:: Brief ::
Print a faithful copy of the data below, word for word, with the pictures left out.

:: Provided material ::
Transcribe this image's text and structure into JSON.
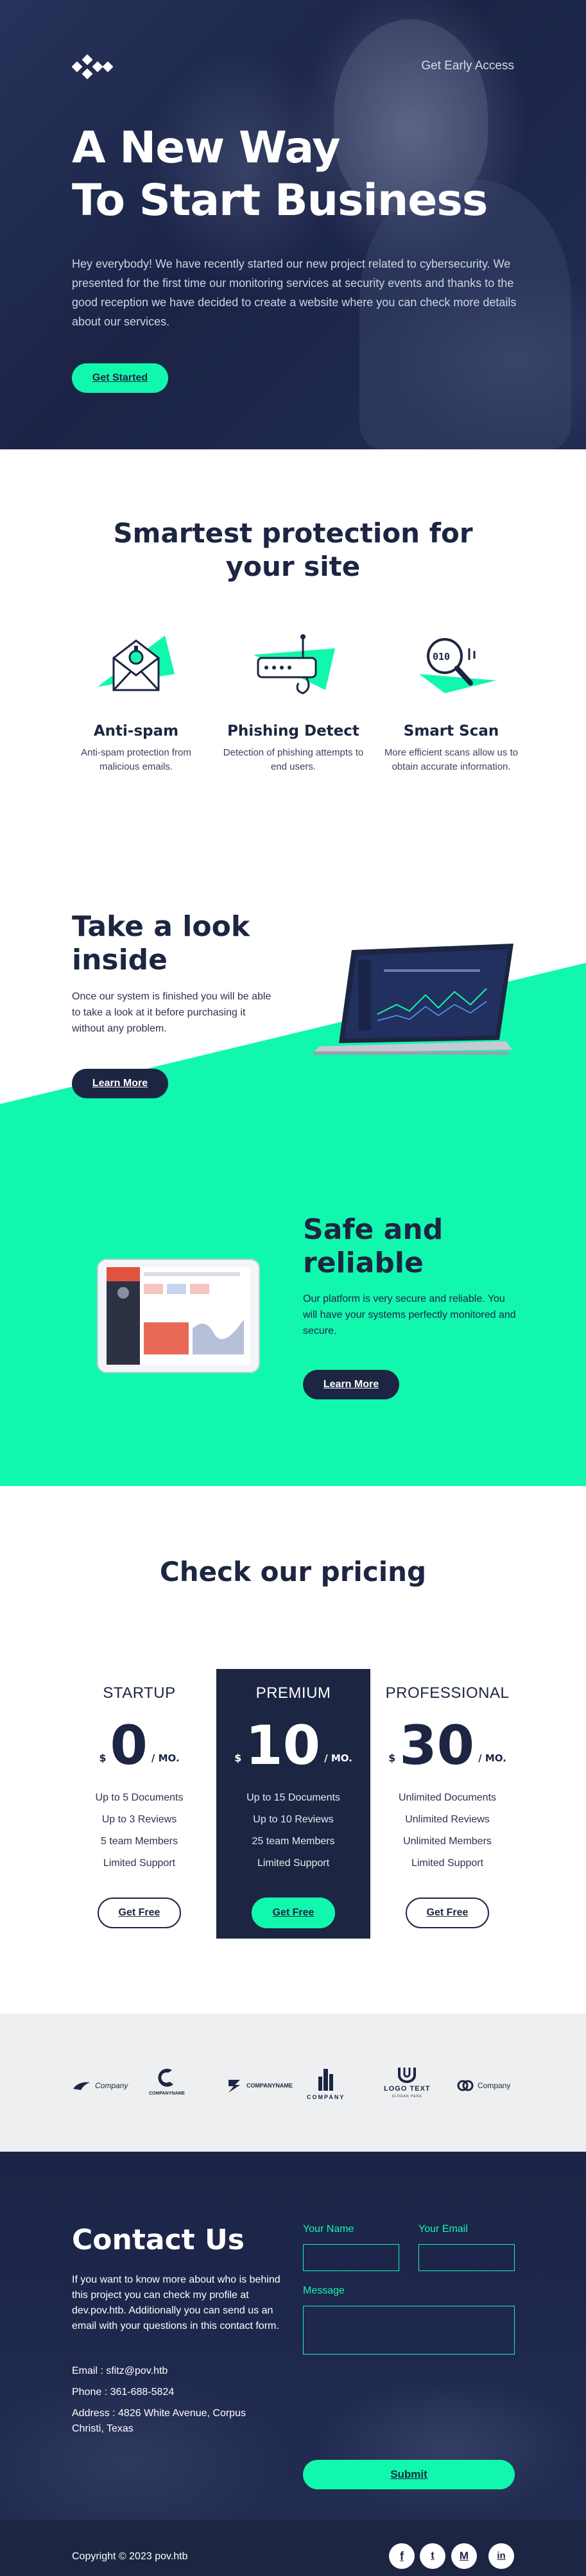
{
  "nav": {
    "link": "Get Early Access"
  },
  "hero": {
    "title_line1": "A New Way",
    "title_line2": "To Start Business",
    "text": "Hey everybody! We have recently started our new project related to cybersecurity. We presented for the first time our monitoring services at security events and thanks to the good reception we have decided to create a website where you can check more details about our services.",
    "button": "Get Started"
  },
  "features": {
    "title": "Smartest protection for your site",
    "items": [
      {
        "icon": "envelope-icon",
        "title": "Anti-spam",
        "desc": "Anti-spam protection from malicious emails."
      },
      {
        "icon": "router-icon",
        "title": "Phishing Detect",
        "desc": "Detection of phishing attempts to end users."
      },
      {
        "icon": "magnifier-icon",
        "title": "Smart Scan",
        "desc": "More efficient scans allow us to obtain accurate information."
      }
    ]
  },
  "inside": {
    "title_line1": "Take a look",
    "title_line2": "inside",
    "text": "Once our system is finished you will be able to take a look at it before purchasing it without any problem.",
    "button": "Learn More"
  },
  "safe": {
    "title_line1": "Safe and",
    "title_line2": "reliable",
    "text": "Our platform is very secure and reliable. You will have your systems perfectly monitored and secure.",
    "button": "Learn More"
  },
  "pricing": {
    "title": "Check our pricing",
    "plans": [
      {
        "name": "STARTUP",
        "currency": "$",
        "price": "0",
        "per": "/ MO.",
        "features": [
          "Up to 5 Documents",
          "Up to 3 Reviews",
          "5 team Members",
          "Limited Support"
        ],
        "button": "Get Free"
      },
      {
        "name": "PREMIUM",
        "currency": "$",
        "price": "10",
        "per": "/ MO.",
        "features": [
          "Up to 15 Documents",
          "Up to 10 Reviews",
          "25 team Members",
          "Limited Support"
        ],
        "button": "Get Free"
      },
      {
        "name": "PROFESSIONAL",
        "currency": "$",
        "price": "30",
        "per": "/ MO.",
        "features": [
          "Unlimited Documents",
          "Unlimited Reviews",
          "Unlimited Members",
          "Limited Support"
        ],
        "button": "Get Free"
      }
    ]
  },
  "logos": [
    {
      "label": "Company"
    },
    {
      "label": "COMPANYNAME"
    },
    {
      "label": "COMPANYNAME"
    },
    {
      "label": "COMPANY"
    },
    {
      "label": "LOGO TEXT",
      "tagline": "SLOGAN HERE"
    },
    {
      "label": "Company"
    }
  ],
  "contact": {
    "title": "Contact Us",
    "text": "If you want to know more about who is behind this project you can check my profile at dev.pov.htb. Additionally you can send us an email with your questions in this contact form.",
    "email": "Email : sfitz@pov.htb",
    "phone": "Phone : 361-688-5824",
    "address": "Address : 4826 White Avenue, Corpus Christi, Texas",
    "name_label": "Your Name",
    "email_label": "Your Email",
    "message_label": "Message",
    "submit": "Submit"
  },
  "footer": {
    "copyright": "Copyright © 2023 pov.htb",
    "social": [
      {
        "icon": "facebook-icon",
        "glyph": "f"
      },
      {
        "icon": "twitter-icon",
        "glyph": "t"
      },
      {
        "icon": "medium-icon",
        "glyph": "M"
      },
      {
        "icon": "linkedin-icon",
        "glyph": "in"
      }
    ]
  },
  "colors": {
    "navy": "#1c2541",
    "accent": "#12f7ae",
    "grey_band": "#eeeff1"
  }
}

:: Expected answer ::
Transcribe this image's text and structure into JSON.
{
  "nav": {
    "link": "Get Early Access"
  },
  "hero": {
    "title_line1": "A New Way",
    "title_line2": "To Start Business",
    "text": "Hey everybody! We have recently started our new project related to cybersecurity. We presented for the first time our monitoring services at security events and thanks to the good reception we have decided to create a website where you can check more details about our services.",
    "button": "Get Started"
  },
  "features": {
    "title": "Smartest protection for your site",
    "items": [
      {
        "icon": "envelope-icon",
        "title": "Anti-spam",
        "desc": "Anti-spam protection from malicious emails."
      },
      {
        "icon": "router-icon",
        "title": "Phishing Detect",
        "desc": "Detection of phishing attempts to end users."
      },
      {
        "icon": "magnifier-icon",
        "title": "Smart Scan",
        "desc": "More efficient scans allow us to obtain accurate information."
      }
    ]
  },
  "inside": {
    "title_line1": "Take a look",
    "title_line2": "inside",
    "text": "Once our system is finished you will be able to take a look at it before purchasing it without any problem.",
    "button": "Learn More"
  },
  "safe": {
    "title_line1": "Safe and",
    "title_line2": "reliable",
    "text": "Our platform is very secure and reliable. You will have your systems perfectly monitored and secure.",
    "button": "Learn More"
  },
  "pricing": {
    "title": "Check our pricing",
    "plans": [
      {
        "name": "STARTUP",
        "currency": "$",
        "price": "0",
        "per": "/ MO.",
        "features": [
          "Up to 5 Documents",
          "Up to 3 Reviews",
          "5 team Members",
          "Limited Support"
        ],
        "button": "Get Free"
      },
      {
        "name": "PREMIUM",
        "currency": "$",
        "price": "10",
        "per": "/ MO.",
        "features": [
          "Up to 15 Documents",
          "Up to 10 Reviews",
          "25 team Members",
          "Limited Support"
        ],
        "button": "Get Free"
      },
      {
        "name": "PROFESSIONAL",
        "currency": "$",
        "price": "30",
        "per": "/ MO.",
        "features": [
          "Unlimited Documents",
          "Unlimited Reviews",
          "Unlimited Members",
          "Limited Support"
        ],
        "button": "Get Free"
      }
    ]
  },
  "logos": [
    {
      "label": "Company"
    },
    {
      "label": "COMPANYNAME"
    },
    {
      "label": "COMPANYNAME"
    },
    {
      "label": "COMPANY"
    },
    {
      "label": "LOGO TEXT",
      "tagline": "SLOGAN HERE"
    },
    {
      "label": "Company"
    }
  ],
  "contact": {
    "title": "Contact Us",
    "text": "If you want to know more about who is behind this project you can check my profile at dev.pov.htb. Additionally you can send us an email with your questions in this contact form.",
    "email": "Email : sfitz@pov.htb",
    "phone": "Phone : 361-688-5824",
    "address": "Address : 4826 White Avenue, Corpus Christi, Texas",
    "name_label": "Your Name",
    "email_label": "Your Email",
    "message_label": "Message",
    "submit": "Submit"
  },
  "footer": {
    "copyright": "Copyright © 2023 pov.htb",
    "social": [
      {
        "icon": "facebook-icon",
        "glyph": "f"
      },
      {
        "icon": "twitter-icon",
        "glyph": "t"
      },
      {
        "icon": "medium-icon",
        "glyph": "M"
      },
      {
        "icon": "linkedin-icon",
        "glyph": "in"
      }
    ]
  },
  "colors": {
    "navy": "#1c2541",
    "accent": "#12f7ae",
    "grey_band": "#eeeff1"
  }
}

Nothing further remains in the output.